> **Problem statement**:
Lines with the word "Ctrl" in them are the ones to copy from the records.

START Records provided

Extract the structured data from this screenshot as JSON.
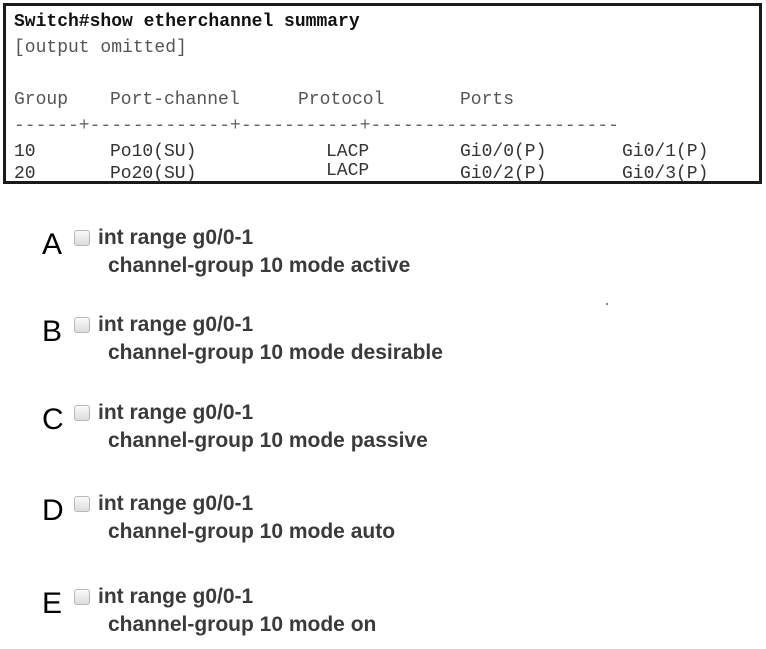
{
  "terminal": {
    "command": "Switch#show etherchannel summary",
    "omitted": "[output omitted]",
    "headers": {
      "group": "Group",
      "port_channel": "Port-channel",
      "protocol": "Protocol",
      "ports": "Ports"
    },
    "separator": "------+-------------+-----------+-----------------------",
    "rows": [
      {
        "group": "10",
        "port_channel": "Po10(SU)",
        "protocol": "LACP",
        "port1": "Gi0/0(P)",
        "port2": "Gi0/1(P)"
      },
      {
        "group": "20",
        "port_channel": "Po20(SU)",
        "protocol": "LACP",
        "port1": "Gi0/2(P)",
        "port2": "Gi0/3(P)"
      }
    ]
  },
  "options": [
    {
      "letter": "A",
      "line1": "int range g0/0-1",
      "line2": "channel-group 10 mode active"
    },
    {
      "letter": "B",
      "line1": "int range g0/0-1",
      "line2": "channel-group 10 mode desirable"
    },
    {
      "letter": "C",
      "line1": "int range g0/0-1",
      "line2": "channel-group 10 mode passive"
    },
    {
      "letter": "D",
      "line1": "int range g0/0-1",
      "line2": "channel-group 10 mode auto"
    },
    {
      "letter": "E",
      "line1": "int range g0/0-1",
      "line2": "channel-group 10 mode on"
    }
  ]
}
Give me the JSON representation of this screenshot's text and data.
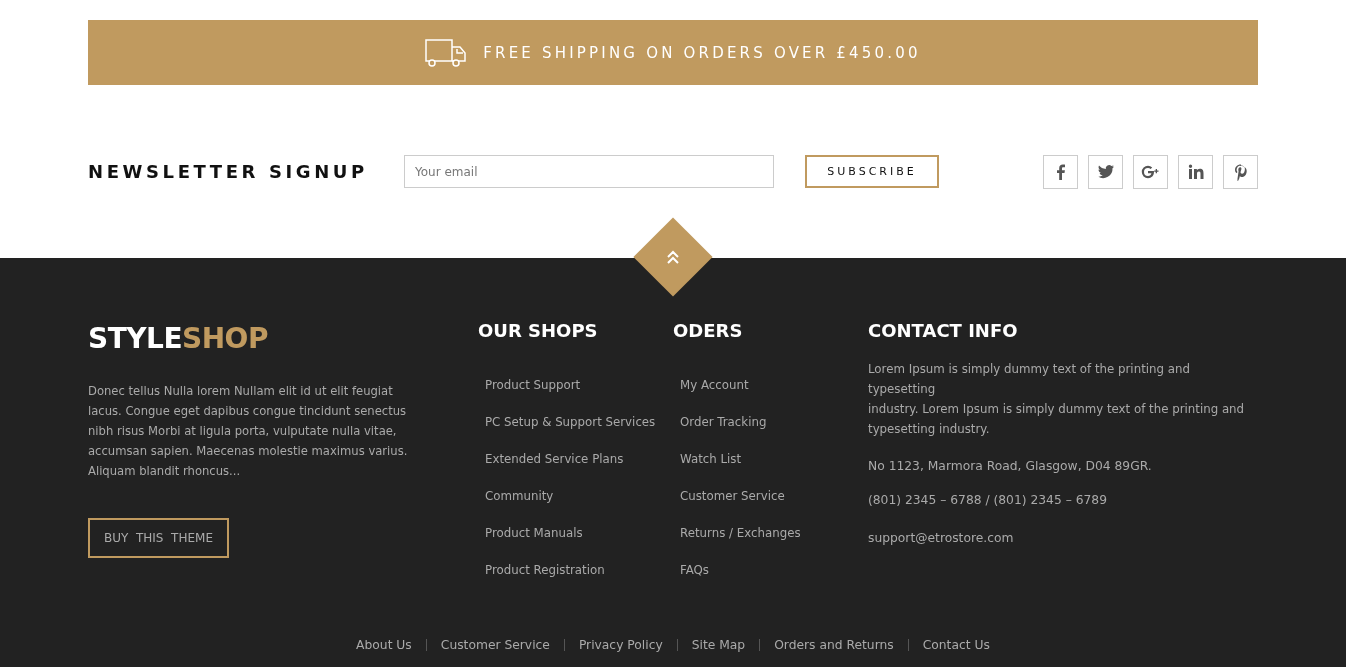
{
  "shipping_banner": {
    "text": "FREE SHIPPING ON ORDERS OVER £450.00"
  },
  "newsletter": {
    "title": "NEWSLETTER SIGNUP",
    "email_placeholder": "Your email",
    "button": "SUBSCRIBE"
  },
  "social": [
    {
      "kind": "facebook"
    },
    {
      "kind": "twitter"
    },
    {
      "kind": "google-plus"
    },
    {
      "kind": "linkedin"
    },
    {
      "kind": "pinterest"
    }
  ],
  "footer": {
    "logo": [
      "STYLE",
      "SHOP"
    ],
    "about": "Donec tellus Nulla lorem Nullam elit id ut elit feugiat lacus. Congue eget dapibus congue tincidunt senectus nibh risus Morbi at ligula porta, vulputate nulla vitae, accumsan sapien. Maecenas molestie maximus varius. Aliquam blandit rhoncus...",
    "buy_button": "BUY  THIS  THEME",
    "columns": [
      {
        "title": "OUR SHOPS",
        "links": [
          "Product Support",
          "PC Setup & Support Services",
          "Extended Service Plans",
          "Community",
          "Product Manuals",
          "Product Registration"
        ]
      },
      {
        "title": "ODERS",
        "links": [
          "My Account",
          "Order Tracking",
          "Watch List",
          "Customer Service",
          "Returns / Exchanges",
          "FAQs"
        ]
      }
    ],
    "contact": {
      "title": "CONTACT INFO",
      "lines": [
        "Lorem Ipsum is simply dummy text of the printing and typesetting",
        "industry. Lorem Ipsum is simply dummy text of the printing and typesetting industry."
      ],
      "address": "No 1123, Marmora Road, Glasgow, D04 89GR.",
      "phone": "(801) 2345 – 6788 / (801) 2345 – 6789",
      "email": "support@etrostore.com"
    },
    "bottom_links": [
      "About Us",
      "Customer Service",
      "Privacy Policy",
      "Site Map",
      "Orders and Returns",
      "Contact Us"
    ]
  }
}
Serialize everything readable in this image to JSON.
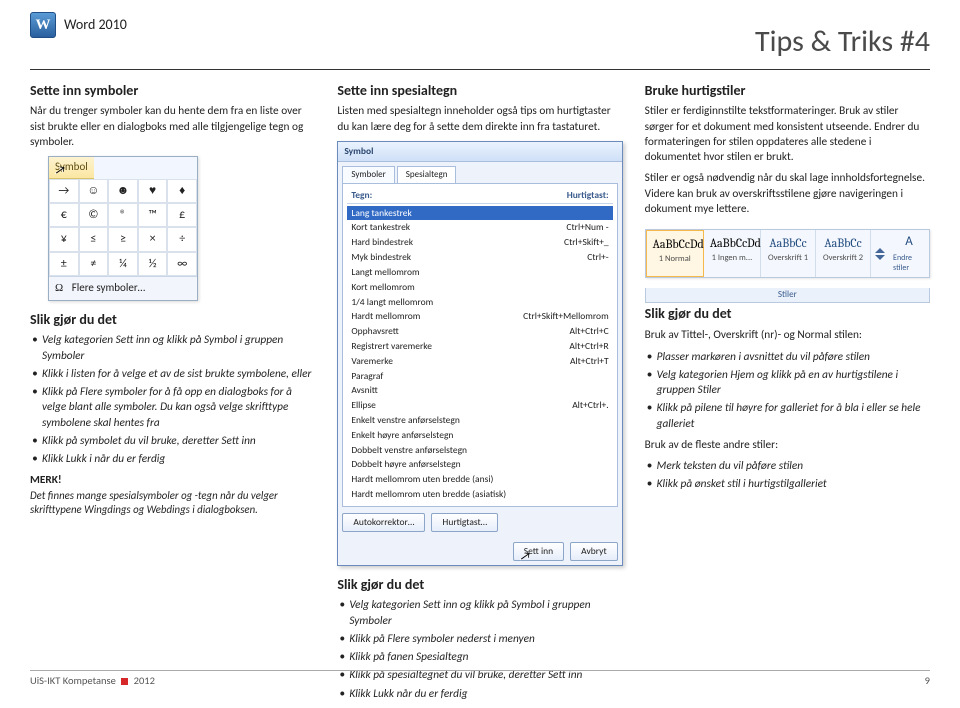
{
  "header": {
    "product": "Word 2010",
    "page_title": "Tips & Triks #4"
  },
  "col1": {
    "h": "Sette inn symboler",
    "intro": "Når du trenger symboler kan du hente dem fra en liste over sist brukte eller en dialogboks med alle tilgjengelige tegn og symboler.",
    "dropdown": {
      "btn": "Symbol",
      "cells": [
        "→",
        "☺",
        "☻",
        "♥",
        "♦",
        "€",
        "©",
        "®",
        "™",
        "£",
        "¥",
        "≤",
        "≥",
        "×",
        "÷",
        "±",
        "≠",
        "¼",
        "½",
        "∞"
      ],
      "more": "Flere symboler…",
      "omega": "Ω"
    },
    "howto_h": "Slik gjør du det",
    "steps": [
      "Velg kategorien Sett inn og klikk på Symbol i gruppen Symboler",
      "Klikk i listen for å velge et av de sist brukte symbolene, eller",
      "Klikk på Flere symboler for å få opp en dialogboks for å velge blant alle symboler. Du kan også velge skrifttype symbolene skal hentes fra",
      "Klikk på symbolet du vil bruke, deretter Sett inn",
      "Klikk Lukk i når du er ferdig"
    ],
    "note_h": "MERK!",
    "note": "Det finnes mange spesialsymboler og -tegn når du velger skrifttypene Wingdings og Webdings i dialogboksen."
  },
  "col2": {
    "h": "Sette inn spesialtegn",
    "intro": "Listen med spesialtegn inneholder også tips om hurtigtaster du kan lære deg for å sette dem direkte inn fra tastaturet.",
    "dialog": {
      "title": "Symbol",
      "tab1": "Symboler",
      "tab2": "Spesialtegn",
      "col_a": "Tegn:",
      "col_b": "Hurtigtast:",
      "rows": [
        [
          "—",
          "Lang tankestrek",
          ""
        ],
        [
          "–",
          "Kort tankestrek",
          "Ctrl+Num -"
        ],
        [
          "-",
          "Hard bindestrek",
          "Ctrl+Skift+_"
        ],
        [
          "­",
          "Myk bindestrek",
          "Ctrl+-"
        ],
        [
          " ",
          "Langt mellomrom",
          ""
        ],
        [
          " ",
          "Kort mellomrom",
          ""
        ],
        [
          " ",
          "1/4 langt mellomrom",
          ""
        ],
        [
          " ",
          "Hardt mellomrom",
          "Ctrl+Skift+Mellomrom"
        ],
        [
          "©",
          "Opphavsrett",
          "Alt+Ctrl+C"
        ],
        [
          "®",
          "Registrert varemerke",
          "Alt+Ctrl+R"
        ],
        [
          "™",
          "Varemerke",
          "Alt+Ctrl+T"
        ],
        [
          "¶",
          "Paragraf",
          ""
        ],
        [
          "§",
          "Avsnitt",
          ""
        ],
        [
          "…",
          "Ellipse",
          "Alt+Ctrl+."
        ],
        [
          "'",
          "Enkelt venstre anførselstegn",
          ""
        ],
        [
          "'",
          "Enkelt høyre anførselstegn",
          ""
        ],
        [
          "\"",
          "Dobbelt venstre anførselstegn",
          ""
        ],
        [
          "\"",
          "Dobbelt høyre anførselstegn",
          ""
        ],
        [
          " ",
          "Hardt mellomrom uten bredde (ansi)",
          ""
        ],
        [
          " ",
          "Hardt mellomrom uten bredde (asiatisk)",
          ""
        ]
      ],
      "btn_auto": "Autokorrektor…",
      "btn_hk": "Hurtigtast…",
      "btn_ins": "Sett inn",
      "btn_cancel": "Avbryt"
    },
    "howto_h": "Slik gjør du det",
    "steps": [
      "Velg kategorien Sett inn og klikk på Symbol i gruppen Symboler",
      "Klikk på Flere symboler nederst i menyen",
      "Klikk på fanen Spesialtegn",
      "Klikk på spesialtegnet du vil bruke, deretter Sett inn",
      "Klikk Lukk når du er ferdig"
    ]
  },
  "col3": {
    "h": "Bruke hurtigstiler",
    "p1": "Stiler er ferdiginnstilte tekstformateringer. Bruk av stiler sørger for et dokument med konsistent utseende. Endrer du formateringen for stilen oppdateres alle stedene i dokumentet hvor stilen er brukt.",
    "p2": "Stiler er også nødvendig når du skal lage innholdsfortegnelse. Videre kan bruk av overskriftsstilene gjøre navigeringen i dokument mye lettere.",
    "ribbon": {
      "items": [
        {
          "preview": "AaBbCcDd",
          "label": "1 Normal"
        },
        {
          "preview": "AaBbCcDd",
          "label": "1 Ingen m..."
        },
        {
          "preview": "AaBbCc",
          "label": "Overskrift 1"
        },
        {
          "preview": "AaBbCc",
          "label": "Overskrift 2"
        }
      ],
      "change": "Endre stiler",
      "group": "Stiler"
    },
    "howto_h": "Slik gjør du det",
    "lead": "Bruk av Tittel-, Overskrift (nr)- og Normal stilen:",
    "stepsA": [
      "Plasser markøren i avsnittet du vil påføre stilen",
      "Velg kategorien Hjem og klikk på en av hurtigstilene i gruppen Stiler",
      "Klikk på pilene til høyre for galleriet for å bla i eller se hele galleriet"
    ],
    "lead2": "Bruk av de fleste andre stiler:",
    "stepsB": [
      "Merk teksten du vil påføre stilen",
      "Klikk på ønsket stil i hurtigstilgalleriet"
    ]
  },
  "footer": {
    "left": "UiS-IKT Kompetanse",
    "year": "2012",
    "page": "9"
  }
}
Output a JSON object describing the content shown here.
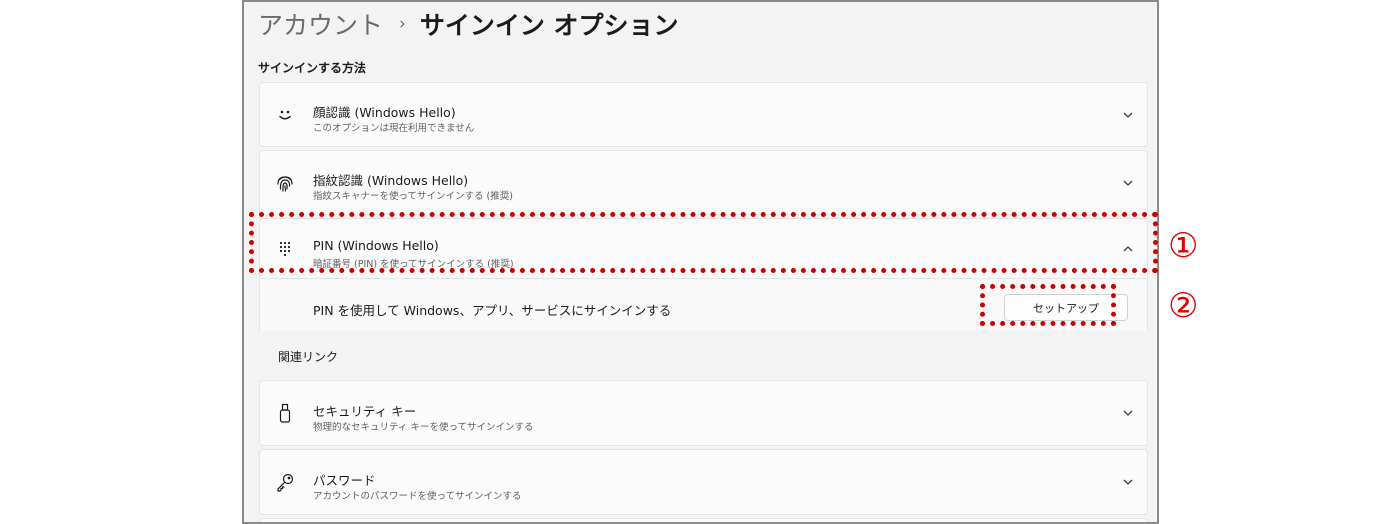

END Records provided

> **Solution to this exercise**:
          "Ctrl+Num -"
          "Ctrl+Skift+_"
          "Ctrl+-"
          "Ctrl+Skift+Mellomrom"
          "Alt+Ctrl+C"
          "Alt+Ctrl+R"
          "Alt+Ctrl+T"
          "Alt+Ctrl+."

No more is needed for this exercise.